Work request
Tell me how many lines in the data include "true", and keep the reply to that number.

*** Opening Provided records ***

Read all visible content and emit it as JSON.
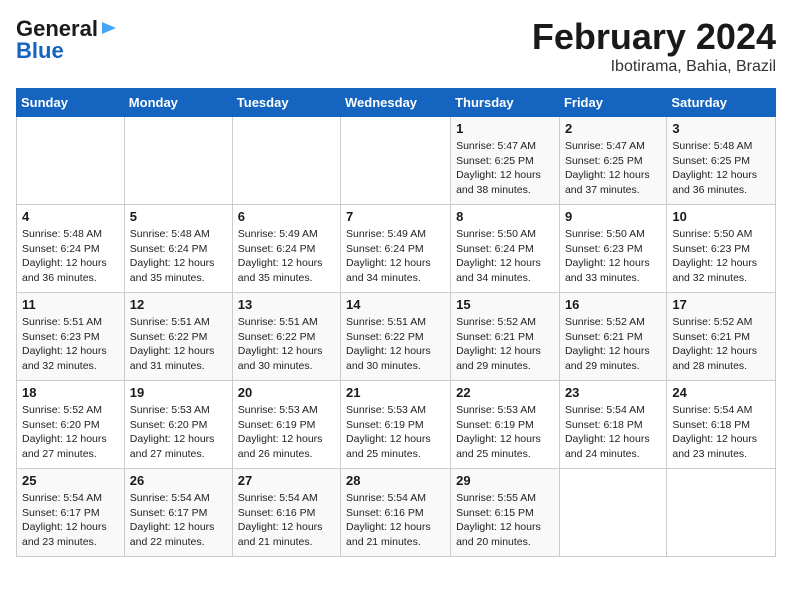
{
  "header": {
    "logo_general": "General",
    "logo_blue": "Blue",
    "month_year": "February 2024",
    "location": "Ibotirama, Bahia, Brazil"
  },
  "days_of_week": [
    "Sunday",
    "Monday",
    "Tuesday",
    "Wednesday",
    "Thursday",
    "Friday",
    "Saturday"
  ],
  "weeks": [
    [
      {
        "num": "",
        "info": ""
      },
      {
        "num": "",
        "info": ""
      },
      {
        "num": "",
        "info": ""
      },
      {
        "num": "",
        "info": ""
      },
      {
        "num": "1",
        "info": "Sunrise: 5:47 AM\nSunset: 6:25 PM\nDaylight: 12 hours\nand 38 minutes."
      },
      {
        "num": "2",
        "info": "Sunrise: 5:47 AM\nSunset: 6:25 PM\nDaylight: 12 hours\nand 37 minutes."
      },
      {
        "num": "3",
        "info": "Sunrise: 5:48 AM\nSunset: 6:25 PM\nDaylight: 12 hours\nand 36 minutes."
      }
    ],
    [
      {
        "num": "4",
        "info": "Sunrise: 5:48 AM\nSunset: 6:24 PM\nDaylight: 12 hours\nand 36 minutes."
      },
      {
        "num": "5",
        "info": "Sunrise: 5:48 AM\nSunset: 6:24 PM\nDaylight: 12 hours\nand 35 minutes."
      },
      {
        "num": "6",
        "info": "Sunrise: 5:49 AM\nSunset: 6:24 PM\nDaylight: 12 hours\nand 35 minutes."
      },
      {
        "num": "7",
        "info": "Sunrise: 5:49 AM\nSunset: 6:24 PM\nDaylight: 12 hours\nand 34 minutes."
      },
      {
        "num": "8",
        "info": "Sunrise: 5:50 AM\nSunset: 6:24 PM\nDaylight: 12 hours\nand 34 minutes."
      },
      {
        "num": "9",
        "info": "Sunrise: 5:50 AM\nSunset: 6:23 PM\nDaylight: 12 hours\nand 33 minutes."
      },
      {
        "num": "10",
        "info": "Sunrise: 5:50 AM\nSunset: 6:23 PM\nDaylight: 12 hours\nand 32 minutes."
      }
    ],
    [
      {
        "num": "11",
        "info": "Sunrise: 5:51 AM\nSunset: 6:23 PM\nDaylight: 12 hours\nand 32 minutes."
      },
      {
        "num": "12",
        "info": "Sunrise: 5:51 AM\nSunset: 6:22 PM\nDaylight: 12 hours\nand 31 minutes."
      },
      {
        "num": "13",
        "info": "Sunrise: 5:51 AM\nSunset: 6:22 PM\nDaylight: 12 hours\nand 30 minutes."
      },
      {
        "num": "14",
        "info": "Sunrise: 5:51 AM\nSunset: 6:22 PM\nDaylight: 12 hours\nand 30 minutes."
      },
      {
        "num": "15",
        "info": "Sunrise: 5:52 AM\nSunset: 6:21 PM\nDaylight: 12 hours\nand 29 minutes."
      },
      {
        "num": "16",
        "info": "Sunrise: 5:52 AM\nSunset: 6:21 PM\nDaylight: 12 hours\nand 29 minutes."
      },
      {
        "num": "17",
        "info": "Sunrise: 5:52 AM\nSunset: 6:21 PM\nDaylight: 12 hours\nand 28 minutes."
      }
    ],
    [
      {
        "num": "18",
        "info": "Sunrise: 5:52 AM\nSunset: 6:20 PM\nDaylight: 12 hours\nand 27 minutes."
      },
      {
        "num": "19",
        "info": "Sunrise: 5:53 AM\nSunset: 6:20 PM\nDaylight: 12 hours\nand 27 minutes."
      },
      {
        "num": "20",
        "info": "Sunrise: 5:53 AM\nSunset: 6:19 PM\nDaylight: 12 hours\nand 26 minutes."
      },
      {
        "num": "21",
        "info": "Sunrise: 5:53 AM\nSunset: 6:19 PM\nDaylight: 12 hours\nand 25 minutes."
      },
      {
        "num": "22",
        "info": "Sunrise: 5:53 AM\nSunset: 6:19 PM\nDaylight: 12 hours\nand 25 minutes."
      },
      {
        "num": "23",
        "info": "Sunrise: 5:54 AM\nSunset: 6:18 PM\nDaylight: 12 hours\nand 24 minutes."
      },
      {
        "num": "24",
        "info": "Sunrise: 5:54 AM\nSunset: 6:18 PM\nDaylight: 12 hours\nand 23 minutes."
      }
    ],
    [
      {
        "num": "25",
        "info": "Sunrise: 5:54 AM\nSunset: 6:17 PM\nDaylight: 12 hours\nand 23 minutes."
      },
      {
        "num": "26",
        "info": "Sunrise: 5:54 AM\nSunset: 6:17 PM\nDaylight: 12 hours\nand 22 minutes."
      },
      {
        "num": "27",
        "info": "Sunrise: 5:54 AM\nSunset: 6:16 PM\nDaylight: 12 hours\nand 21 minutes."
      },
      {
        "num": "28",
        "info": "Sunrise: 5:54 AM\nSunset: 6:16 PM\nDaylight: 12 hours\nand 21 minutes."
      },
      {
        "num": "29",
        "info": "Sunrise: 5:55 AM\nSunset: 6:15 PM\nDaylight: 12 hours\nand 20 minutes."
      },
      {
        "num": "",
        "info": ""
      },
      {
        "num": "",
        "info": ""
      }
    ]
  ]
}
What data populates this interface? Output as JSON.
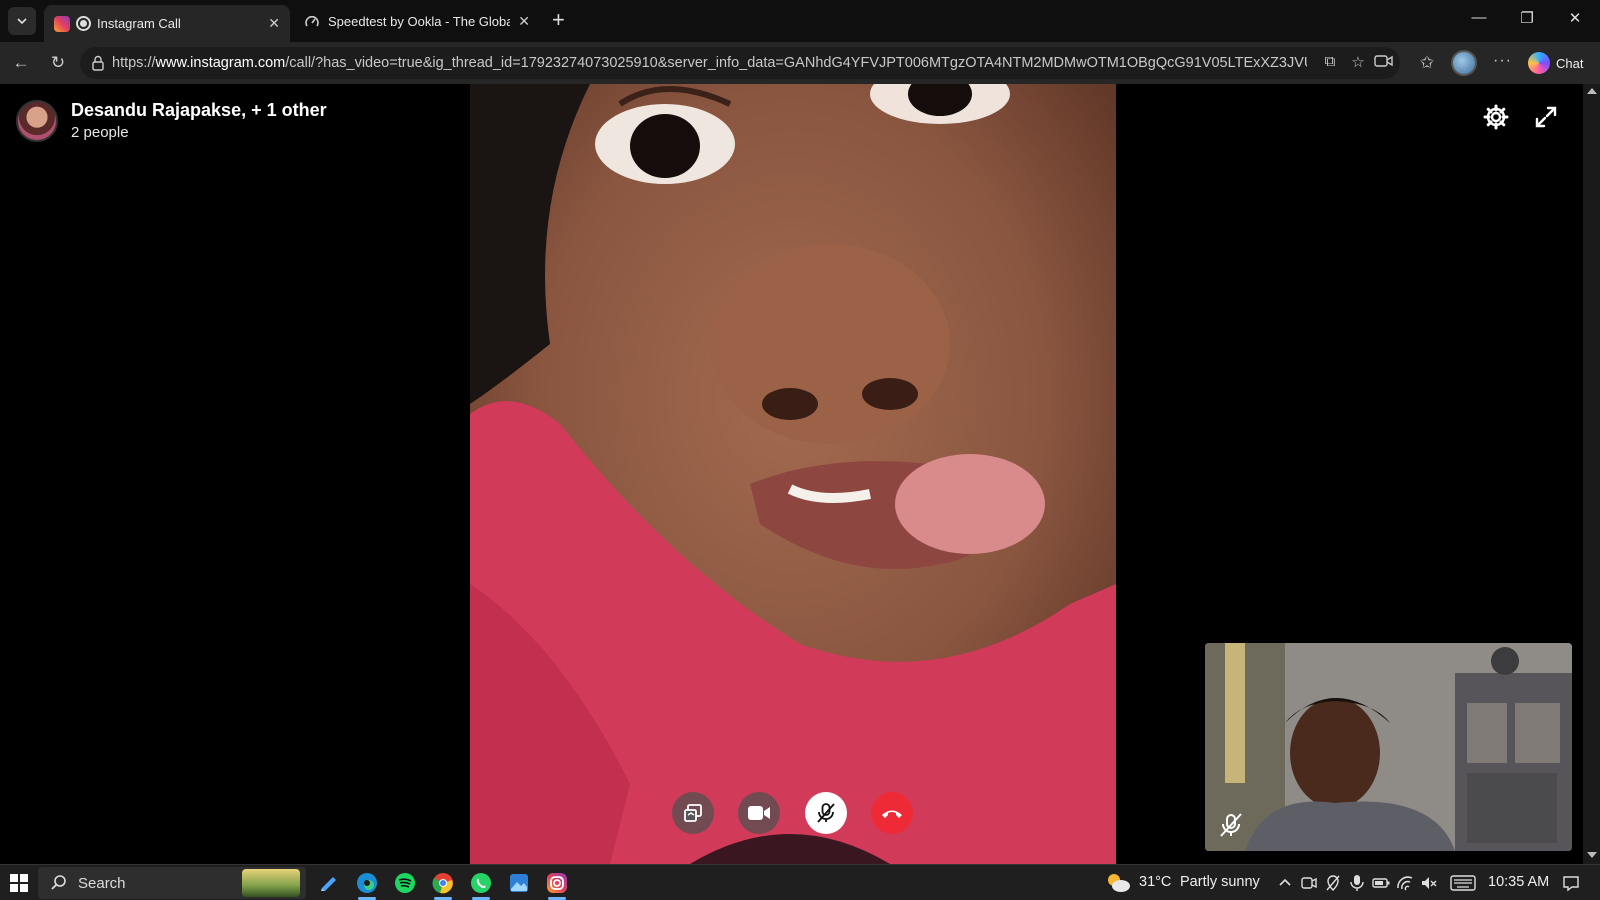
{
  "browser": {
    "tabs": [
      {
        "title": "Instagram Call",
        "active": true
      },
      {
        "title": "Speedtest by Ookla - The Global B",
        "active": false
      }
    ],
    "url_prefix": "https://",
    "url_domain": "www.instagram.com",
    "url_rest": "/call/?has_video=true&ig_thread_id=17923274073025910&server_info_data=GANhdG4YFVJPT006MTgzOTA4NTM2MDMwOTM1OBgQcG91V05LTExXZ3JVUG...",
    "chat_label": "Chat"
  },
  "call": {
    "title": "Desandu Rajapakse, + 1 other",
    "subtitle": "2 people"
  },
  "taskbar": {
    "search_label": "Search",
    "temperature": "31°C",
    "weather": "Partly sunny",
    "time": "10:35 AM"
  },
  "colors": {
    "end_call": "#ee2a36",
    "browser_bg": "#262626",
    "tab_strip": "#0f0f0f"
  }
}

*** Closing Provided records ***

Solution for this problem
2